[Extracted data entries]

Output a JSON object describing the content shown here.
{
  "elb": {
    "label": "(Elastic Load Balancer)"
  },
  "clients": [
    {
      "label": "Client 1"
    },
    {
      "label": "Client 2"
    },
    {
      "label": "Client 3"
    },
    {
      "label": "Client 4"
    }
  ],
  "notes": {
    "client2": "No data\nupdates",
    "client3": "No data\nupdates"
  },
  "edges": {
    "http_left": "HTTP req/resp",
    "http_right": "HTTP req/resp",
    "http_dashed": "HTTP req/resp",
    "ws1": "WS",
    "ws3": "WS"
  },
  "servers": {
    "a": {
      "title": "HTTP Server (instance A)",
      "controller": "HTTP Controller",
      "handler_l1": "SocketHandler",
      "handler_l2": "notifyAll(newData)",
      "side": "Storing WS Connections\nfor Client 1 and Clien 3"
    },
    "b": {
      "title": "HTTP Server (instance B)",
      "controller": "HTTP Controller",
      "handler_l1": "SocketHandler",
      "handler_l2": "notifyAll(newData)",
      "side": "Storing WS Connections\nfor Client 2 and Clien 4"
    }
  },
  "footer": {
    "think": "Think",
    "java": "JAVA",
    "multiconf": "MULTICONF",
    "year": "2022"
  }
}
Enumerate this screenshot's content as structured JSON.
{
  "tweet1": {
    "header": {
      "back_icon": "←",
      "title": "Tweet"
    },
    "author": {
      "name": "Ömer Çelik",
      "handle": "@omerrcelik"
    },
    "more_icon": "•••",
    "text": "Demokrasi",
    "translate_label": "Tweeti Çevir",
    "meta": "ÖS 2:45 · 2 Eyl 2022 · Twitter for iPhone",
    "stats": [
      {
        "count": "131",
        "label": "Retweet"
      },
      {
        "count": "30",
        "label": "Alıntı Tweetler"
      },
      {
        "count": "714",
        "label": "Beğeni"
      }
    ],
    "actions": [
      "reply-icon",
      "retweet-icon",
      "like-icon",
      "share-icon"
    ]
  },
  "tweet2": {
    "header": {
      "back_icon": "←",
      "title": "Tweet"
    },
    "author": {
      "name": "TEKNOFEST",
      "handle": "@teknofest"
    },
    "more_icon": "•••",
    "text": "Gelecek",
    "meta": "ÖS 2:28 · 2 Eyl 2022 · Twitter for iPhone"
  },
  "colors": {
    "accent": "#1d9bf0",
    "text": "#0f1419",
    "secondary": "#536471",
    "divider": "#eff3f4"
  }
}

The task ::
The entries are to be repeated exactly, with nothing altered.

Response to the exercise ::
Output a JSON object describing the content shown here.
{
  "elb": {
    "label": "(Elastic Load Balancer)"
  },
  "clients": [
    {
      "label": "Client 1"
    },
    {
      "label": "Client 2"
    },
    {
      "label": "Client 3"
    },
    {
      "label": "Client 4"
    }
  ],
  "notes": {
    "client2": "No data\nupdates",
    "client3": "No data\nupdates"
  },
  "edges": {
    "http_left": "HTTP req/resp",
    "http_right": "HTTP req/resp",
    "http_dashed": "HTTP req/resp",
    "ws1": "WS",
    "ws3": "WS"
  },
  "servers": {
    "a": {
      "title": "HTTP Server (instance A)",
      "controller": "HTTP Controller",
      "handler_l1": "SocketHandler",
      "handler_l2": "notifyAll(newData)",
      "side": "Storing WS Connections\nfor Client 1 and Clien 3"
    },
    "b": {
      "title": "HTTP Server (instance B)",
      "controller": "HTTP Controller",
      "handler_l1": "SocketHandler",
      "handler_l2": "notifyAll(newData)",
      "side": "Storing WS Connections\nfor Client 2 and Clien 4"
    }
  },
  "footer": {
    "think": "Think",
    "java": "JAVA",
    "multiconf": "MULTICONF",
    "year": "2022"
  }
}
Enumerate this screenshot's content as structured JSON.
{
  "tweet1": {
    "header": {
      "back_icon": "←",
      "title": "Tweet"
    },
    "author": {
      "name": "Ömer Çelik",
      "handle": "@omerrcelik"
    },
    "more_icon": "•••",
    "text": "Demokrasi",
    "translate_label": "Tweeti Çevir",
    "meta": "ÖS 2:45 · 2 Eyl 2022 · Twitter for iPhone",
    "stats": [
      {
        "count": "131",
        "label": "Retweet"
      },
      {
        "count": "30",
        "label": "Alıntı Tweetler"
      },
      {
        "count": "714",
        "label": "Beğeni"
      }
    ],
    "actions": [
      "reply-icon",
      "retweet-icon",
      "like-icon",
      "share-icon"
    ]
  },
  "tweet2": {
    "header": {
      "back_icon": "←",
      "title": "Tweet"
    },
    "author": {
      "name": "TEKNOFEST",
      "handle": "@teknofest"
    },
    "more_icon": "•••",
    "text": "Gelecek",
    "meta": "ÖS 2:28 · 2 Eyl 2022 · Twitter for iPhone"
  },
  "colors": {
    "accent": "#1d9bf0",
    "text": "#0f1419",
    "secondary": "#536471",
    "divider": "#eff3f4"
  }
}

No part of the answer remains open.